        The issues is CCP’s lack of transparency in how they gather the data. We know there have been huge swaths of unsubs during the timeline. We also know EVE is not really gaining players at a fast clip. Given that are they accounting for “inactive” accounts that may have considerable isk locked up.

        The challenge with determining active status is they redefined what an active player is in terms of alpha. Is that a player in the spike? Or does a lot of this go away if you discount players who have not logged in for 90 days or more?

        I would argue this is not a new issue if the money supply graph is accurate.
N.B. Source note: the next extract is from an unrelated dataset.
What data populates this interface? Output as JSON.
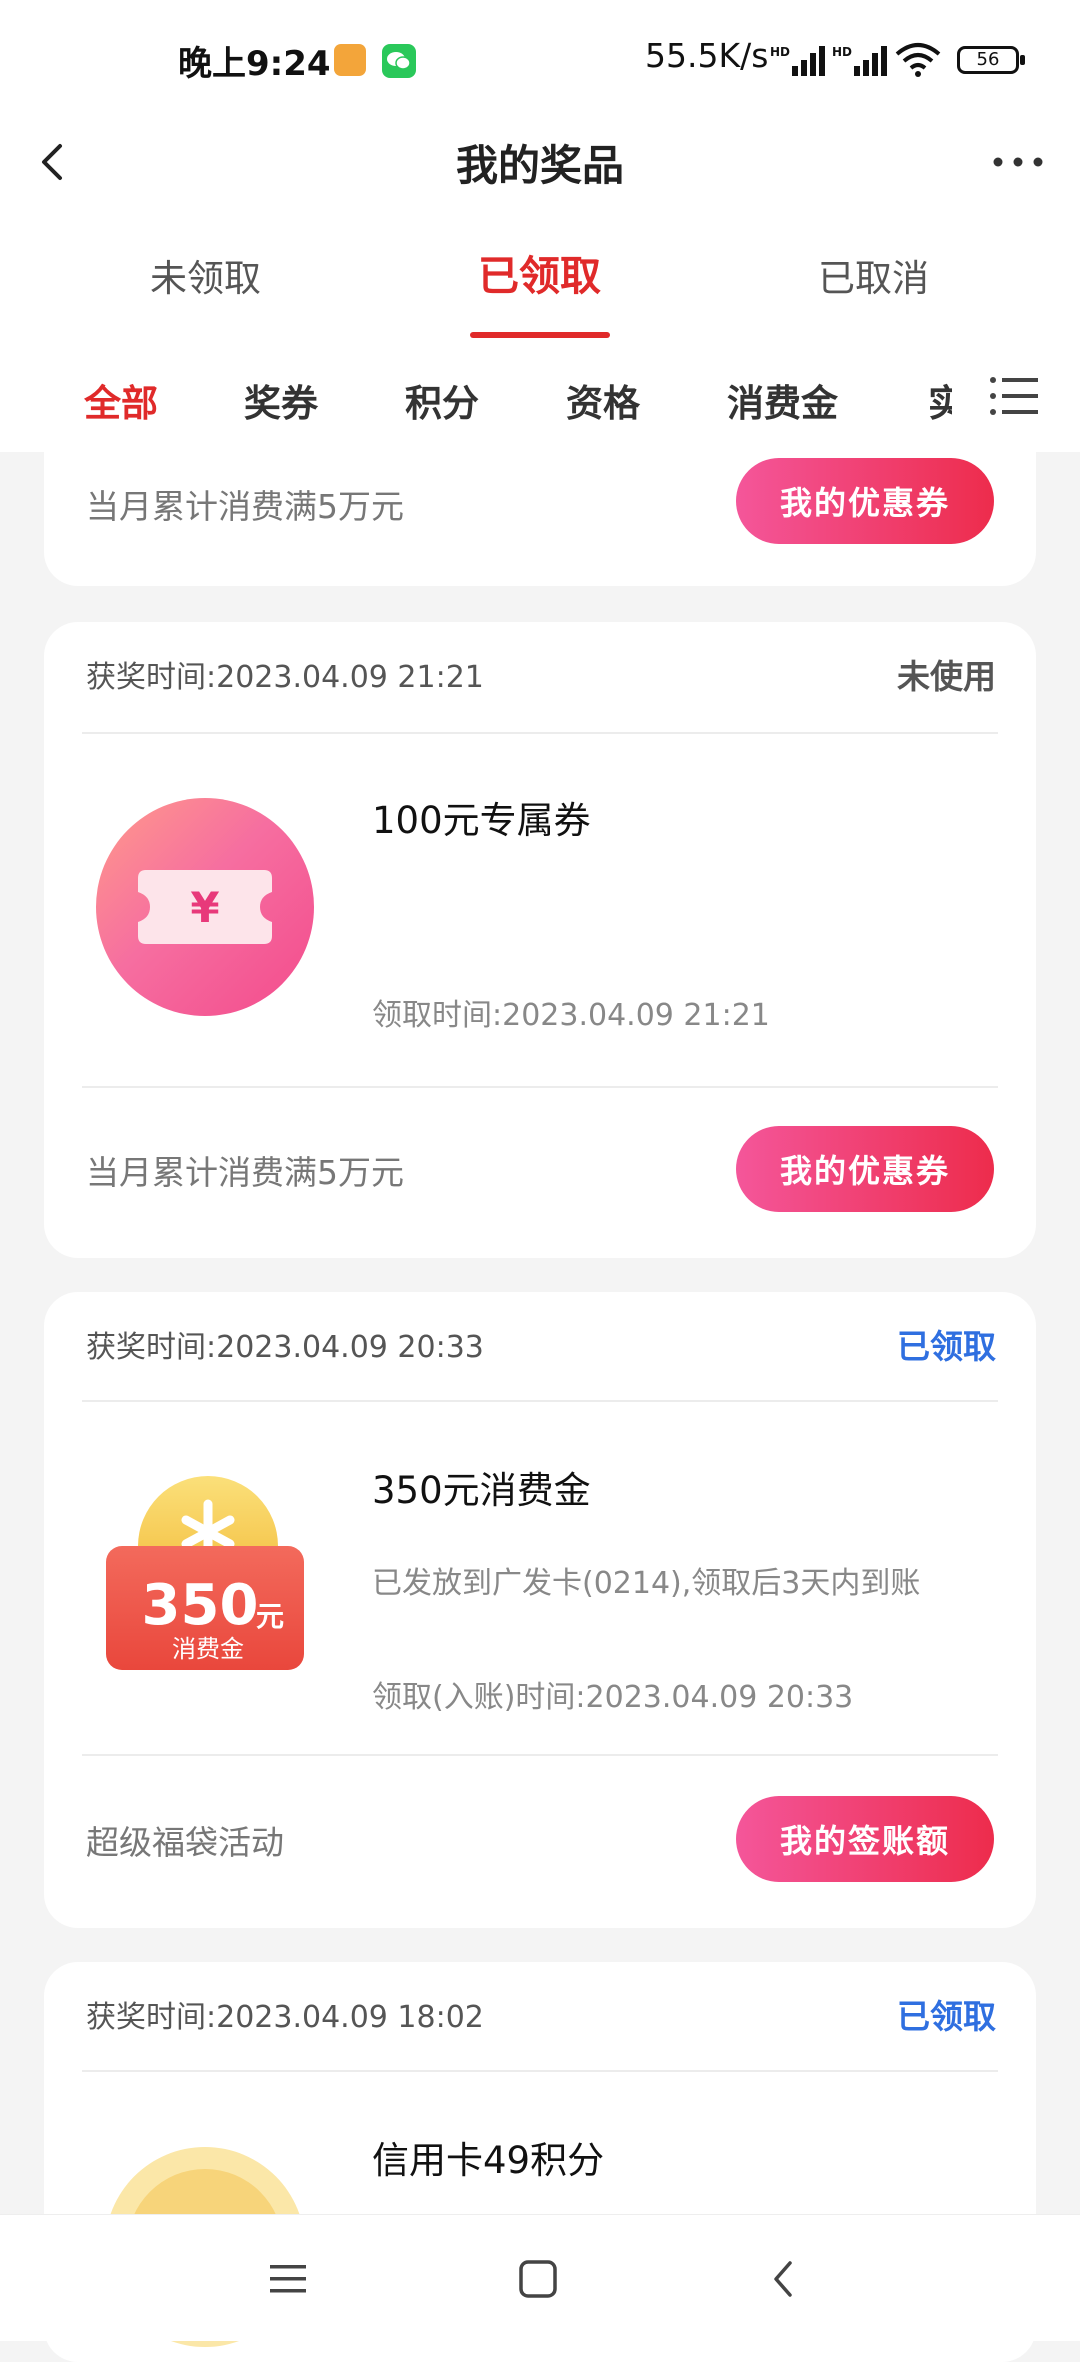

It would be years old so a knee jerk reaction isn’t required.

        I would also challenge the mineral price indexes. Seems they need to view that from a regional perspective more than a universe perspective.

        June 13, 2017 at 10:45 AM
  • Erick Asmock

    Let’s remember CCP Quant is arguing Quantity Theory here expressing the rise or fall in isk supply will create inflation or deflation respectively. Without factoring in velocity of isk which is well below 1.0 (more like .7).

    Even using QT isk entering the market has to be used to affect inflation. With such a low velocity we know players are stockpiling isk or that most of the isk in the graph is on inactive characters.

    With players stockpiling it means they are saving for a rainy day. Perhaps building war chests to ready for massive war which would be delayed by reducing the ability to do this.

    It has been rumored (in EVE forums) the North who is ratting at per capita rate 1.8 that of Delve is doing this very thing.

    June 13, 2017 at 2:50 AM
  • Alot

    I’ve never understood how game company employees keep doing this to themselves. Any dev that sticks his head out in social media after a frustrating change will act as a lightning rod for all the abstract, unfocused rage of the entire community.

    It doesn’t matter if your opinions are good, bad, insightful or necessary. You are showing your rear and asking for a whipping. If you going to upset the community, inform them in advanced so their indignation can be spread over a few weeks. Failing that, hand all community interactions of to some soulless PR expert, oozing vague supportive cliches, who’s attitude has been botoxed into a permanent smile -.-

    June 14, 2017 at 9:09 AM